“They’ll go in the day before … and they’ll cut the wire,” he said. “Then they’ll have a van with a reel in the back and they can bring in one or two blocks of wire just like that, close the doors and off they go.”



photos@nanaimobulletin.com
Like us on
Facebook and follow us on Twitter

Get local stories you won't find anywhere else right to your inbox.
Sign up here

Just Posted

The Beban Park social centre in Nanaimo will serve as a mass community clinic for immunizations. (News Bulletin photo)
Editorial: Every vaccine dose helps the cause for all of us

Enthusiasm indicates a lot of people want to be immunized, a lot of people will get immunized

Anyone with information is asked to call Nanaimo RCMP at 250-754-2345 or contact Crime Stoppers by calling 1-800-222-8477 or submitting a tip online at www.nanaimocrimestoppers.com.
21-year-old motorbike rider dies after crash with ATV on Nanaimo back road

Incident happened Sunday afternoon near Boomerang Lake

News Bulletin file photo
LETTER TO THE EDITOR: Bike lanes inexpensive compared with roads

It is a myth that car drivers are subsidizing cyclists or pedestrians, says letter writer

March 8 is International Women’s Day. (Stock photo)
Editorial: International Women’s Day can inspire us to recommit to equality

Let’s call out sexism, amplify feminism and keep working toward equality

Police in Nanaimo are turning to the public for help identifying two men suspected of a break-and-enter attempt at a Nicol Street apartment building. (Photo submitted)
Nanaimo RCMP looking for two men suspected of a break-and-enter attempt

Security camera snapped images in Nicol Street apartment building parking lot

An Island Health nurse prepares a dose of COVID-19 vaccine. (Photo courtesy Island Health)
Island Health opening 19 clinics to immunize Vancouver Island residents

Health authority anticipates more than 40,000 people will be immunized over the next month

Montreal Canadiens right wing Paul Byron (41) fights for control of the puck with Vancouver Canucks defenceman Quinn Hughes (43) during first period NHL action in Vancouver, Monday, March 8, 2021. THE CANADIAN PRESS/Jonathan Hayward
Captain Clutch: Horvat nets shootout winner as Canucks edge Habs 2-1

Vancouver, Montreal tangle again on Wednesday

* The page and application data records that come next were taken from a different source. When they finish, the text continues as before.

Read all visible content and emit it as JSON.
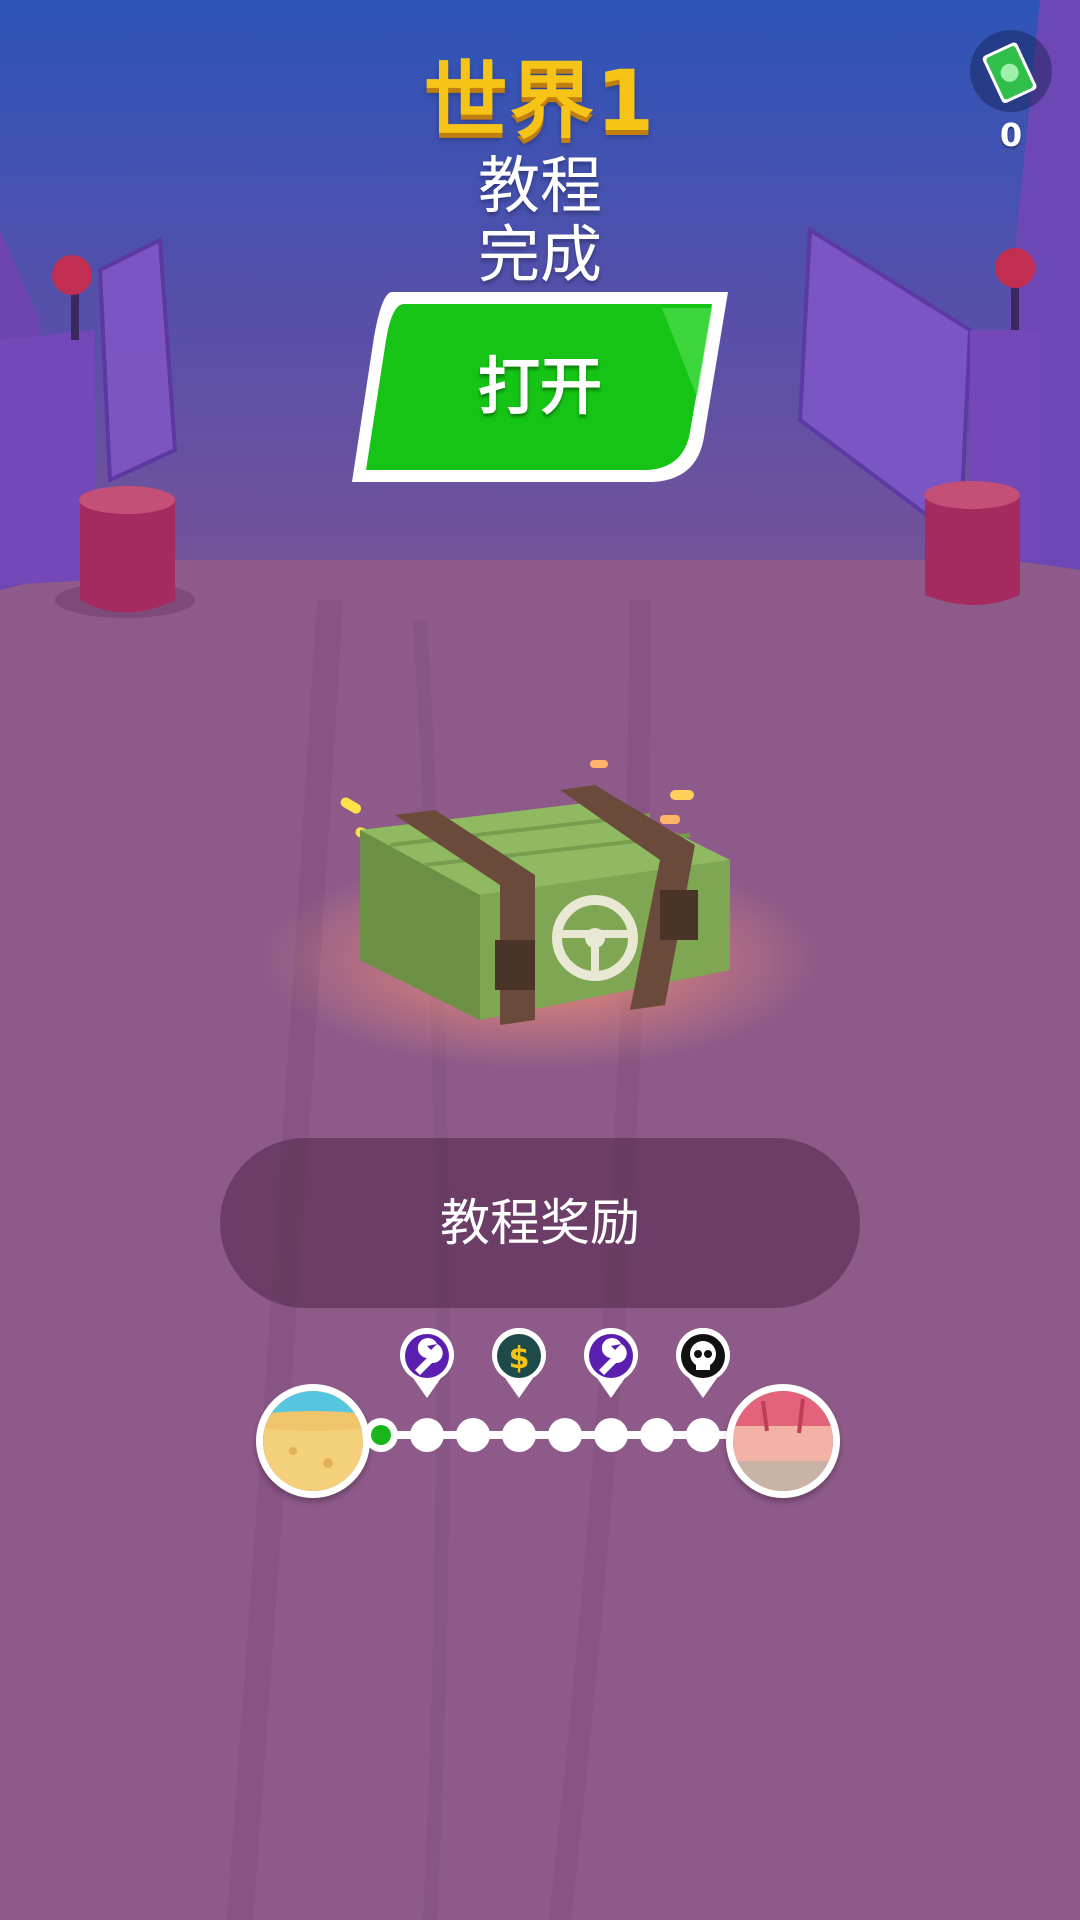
{
  "header": {
    "world_title": "世界1",
    "subtitle_line1": "教程",
    "subtitle_line2": "完成"
  },
  "open_button": {
    "label": "打开",
    "color": "#15c415"
  },
  "currency": {
    "amount": "0",
    "icon": "cash-icon"
  },
  "reward": {
    "label": "教程奖励",
    "icon": "steering-wheel-icon"
  },
  "progress": {
    "current_stage": 1,
    "total_stages": 8,
    "markers": [
      {
        "icon": "wrench-icon",
        "color": "#5a1fb0"
      },
      {
        "icon": "dollar-icon",
        "color": "#1e4a4a"
      },
      {
        "icon": "wrench-icon",
        "color": "#5a1fb0"
      },
      {
        "icon": "skull-icon",
        "color": "#111111"
      }
    ],
    "start_world": "desert-world-icon",
    "end_world": "pink-world-icon"
  },
  "colors": {
    "title_yellow": "#f6c417",
    "sky": "#2f55b5",
    "ground": "#8e5a8a",
    "crate": "#7da355"
  }
}
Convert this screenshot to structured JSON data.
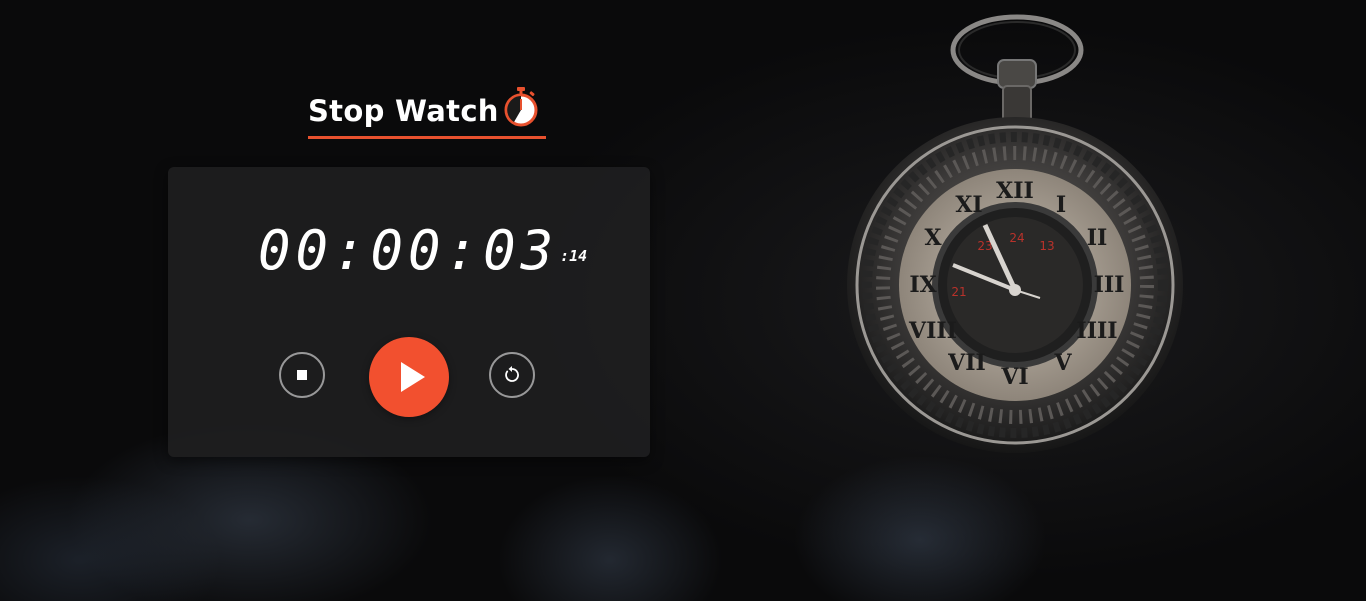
{
  "header": {
    "title": "Stop Watch",
    "icon": "stopwatch-icon",
    "accent_color": "#e8512e"
  },
  "stopwatch": {
    "time_main": "00:00:03",
    "time_ms": ":14"
  },
  "controls": {
    "stop_icon": "stop-icon",
    "play_icon": "play-icon",
    "reset_icon": "reset-icon",
    "play_color": "#f2502f"
  }
}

A special committee has been appointed to look at reforming B.C.’s police act and is inviting the public to make submissions until April 30, 2021. (Black Press media file)
Have thoughts on B.C.’s review of the provincial Police Act?

Submissions will be accepted until April 30

A sports car crashed into a lamp standard and rolled down the hill behind Country Club Centre mall on Sunday night. (Greg Sakaki/News Bulletin)
Sports car crashes into lamp post, rolls down hill behind Nanaimo mall

Driver uninjured in incident Sunday night on Norwell Drive

Cottonwoods Care Home in Kelowna. (Google Maps)
New COVID-19 outbreak at Kelowna care home includes fully vaccinated seniors: Henry

Two staff and 10 residents tested positive at Cottonwoods Care Centre

Excerpts from a conversation between Bria Fisher and the fake truLOCAL job. Fisher had signed a job agreement and was prepared to start work for what she thought was truLOCAL before she learned it was a scam. (Contributed)
B.C. woman warning others after losing $3,000 in job scam

Bria Fisher was hired by what she thought was a Canadian company, only to be out thousands

Provincial health officer Dr. Bonnie Henry and Health Minister Adrian Dix provide a regular update on the COVID-19 situation, B.C. legislature, March 2, 2020. (B.C. government)
B.C.’s COVID-19 cases: 545 Saturday, 532 Sunday, 385 Monday

Focus on Prince Rupert, Lower Mainland large workplaces

Rising accident rates and payout costs have contributed to billion-dollar deficits at ICBC. (Comox Valley Record)
B.C. appealing decision keeping ICBC injury cases in court

David Eby vows to ‘clip wings’ of personal injury lawyers

Most Read